WHAT THE TASK ASKS » Pictures aside, output each record exactly.
══ DATA SUPPLIED ══
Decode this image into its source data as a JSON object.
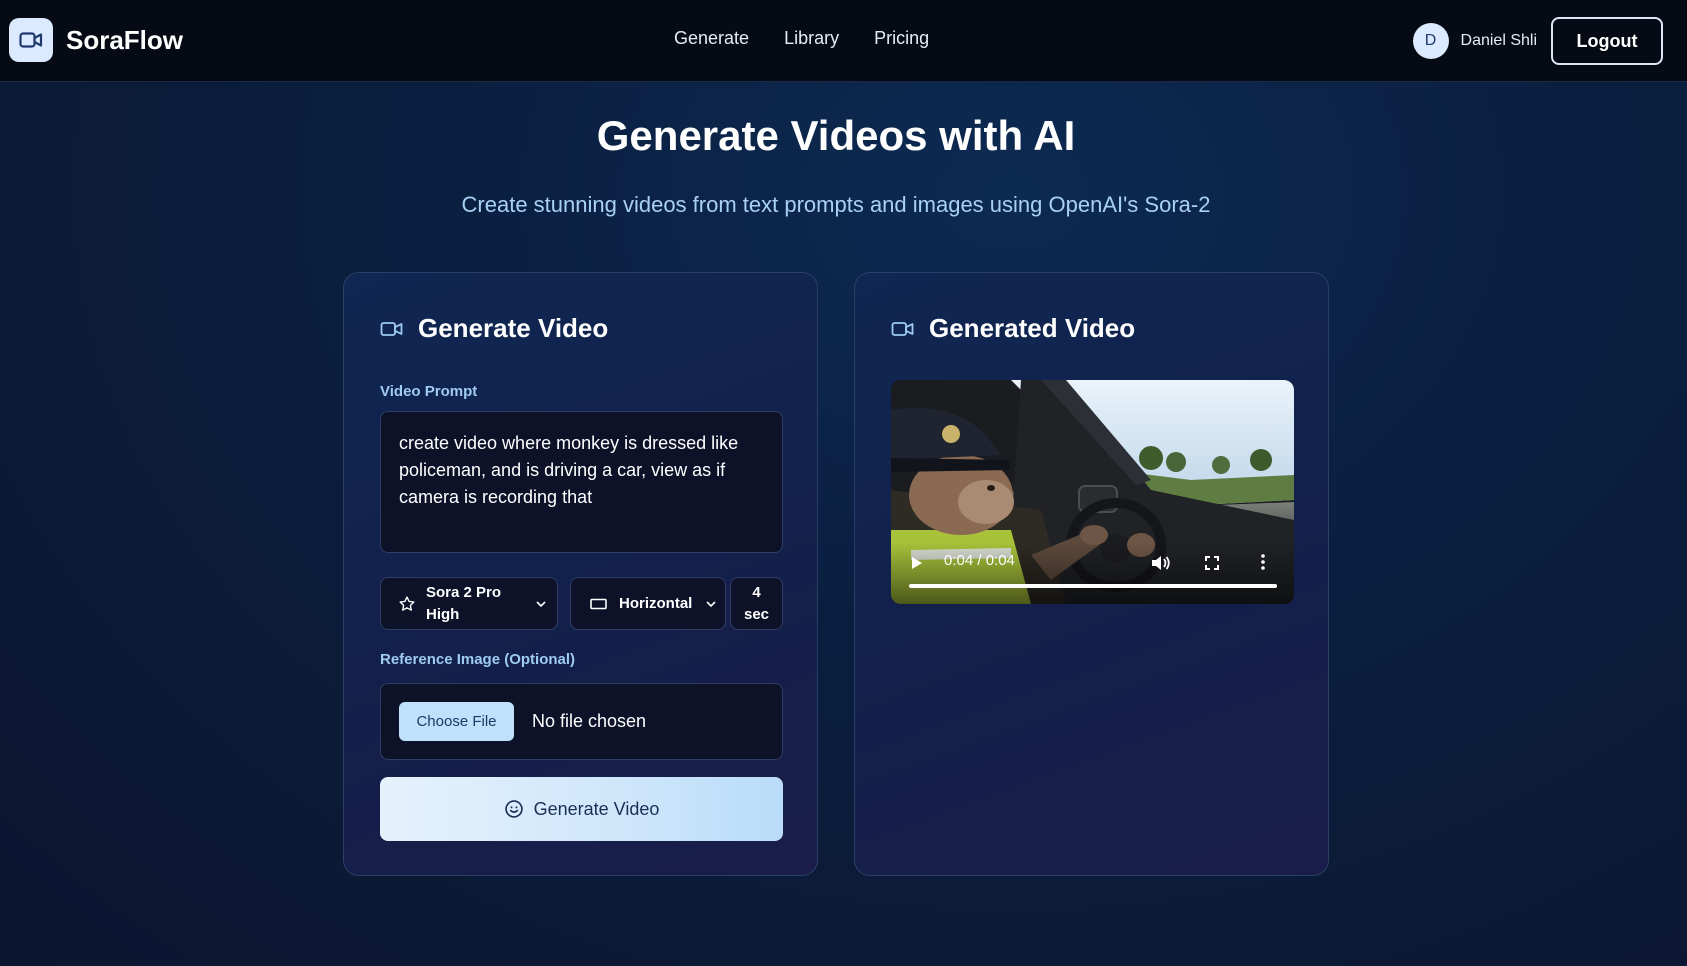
{
  "header": {
    "brand_name": "SoraFlow",
    "brand_icon": "video-camera-icon",
    "nav": [
      {
        "label": "Generate"
      },
      {
        "label": "Library"
      },
      {
        "label": "Pricing"
      }
    ],
    "user": {
      "avatar_initial": "D",
      "name": "Daniel Shli"
    },
    "logout_label": "Logout"
  },
  "hero": {
    "title": "Generate Videos with AI",
    "subtitle": "Create stunning videos from text prompts and images using OpenAI's Sora-2"
  },
  "generate_card": {
    "title": "Generate Video",
    "prompt_label": "Video Prompt",
    "prompt_value": "create video where monkey is dressed like policeman, and is driving a car, view as if camera is recording that",
    "model_select": {
      "line1": "Sora 2 Pro",
      "line2": "High",
      "icon": "star-icon"
    },
    "orientation_select": {
      "value": "Horizontal",
      "icon": "rectangle-icon"
    },
    "duration_select": {
      "line1": "4",
      "line2": "sec"
    },
    "reference_label": "Reference Image (Optional)",
    "choose_file_label": "Choose File",
    "file_status": "No file chosen",
    "generate_button_label": "Generate Video"
  },
  "result_card": {
    "title": "Generated Video",
    "video": {
      "time_display": "0:04 / 0:04",
      "progress": 1.0
    }
  },
  "colors": {
    "header_bg": "#050a14",
    "accent_light": "#dbeafe",
    "label_blue": "#9fcbf2",
    "subtitle_blue": "#a9d0f5"
  }
}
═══
SOLVED EXERCISE »
Decode this image into its source data as a JSON object.
{
  "header": {
    "brand_name": "SoraFlow",
    "brand_icon": "video-camera-icon",
    "nav": [
      {
        "label": "Generate"
      },
      {
        "label": "Library"
      },
      {
        "label": "Pricing"
      }
    ],
    "user": {
      "avatar_initial": "D",
      "name": "Daniel Shli"
    },
    "logout_label": "Logout"
  },
  "hero": {
    "title": "Generate Videos with AI",
    "subtitle": "Create stunning videos from text prompts and images using OpenAI's Sora-2"
  },
  "generate_card": {
    "title": "Generate Video",
    "prompt_label": "Video Prompt",
    "prompt_value": "create video where monkey is dressed like policeman, and is driving a car, view as if camera is recording that",
    "model_select": {
      "line1": "Sora 2 Pro",
      "line2": "High",
      "icon": "star-icon"
    },
    "orientation_select": {
      "value": "Horizontal",
      "icon": "rectangle-icon"
    },
    "duration_select": {
      "line1": "4",
      "line2": "sec"
    },
    "reference_label": "Reference Image (Optional)",
    "choose_file_label": "Choose File",
    "file_status": "No file chosen",
    "generate_button_label": "Generate Video"
  },
  "result_card": {
    "title": "Generated Video",
    "video": {
      "time_display": "0:04 / 0:04",
      "progress": 1.0
    }
  },
  "colors": {
    "header_bg": "#050a14",
    "accent_light": "#dbeafe",
    "label_blue": "#9fcbf2",
    "subtitle_blue": "#a9d0f5"
  }
}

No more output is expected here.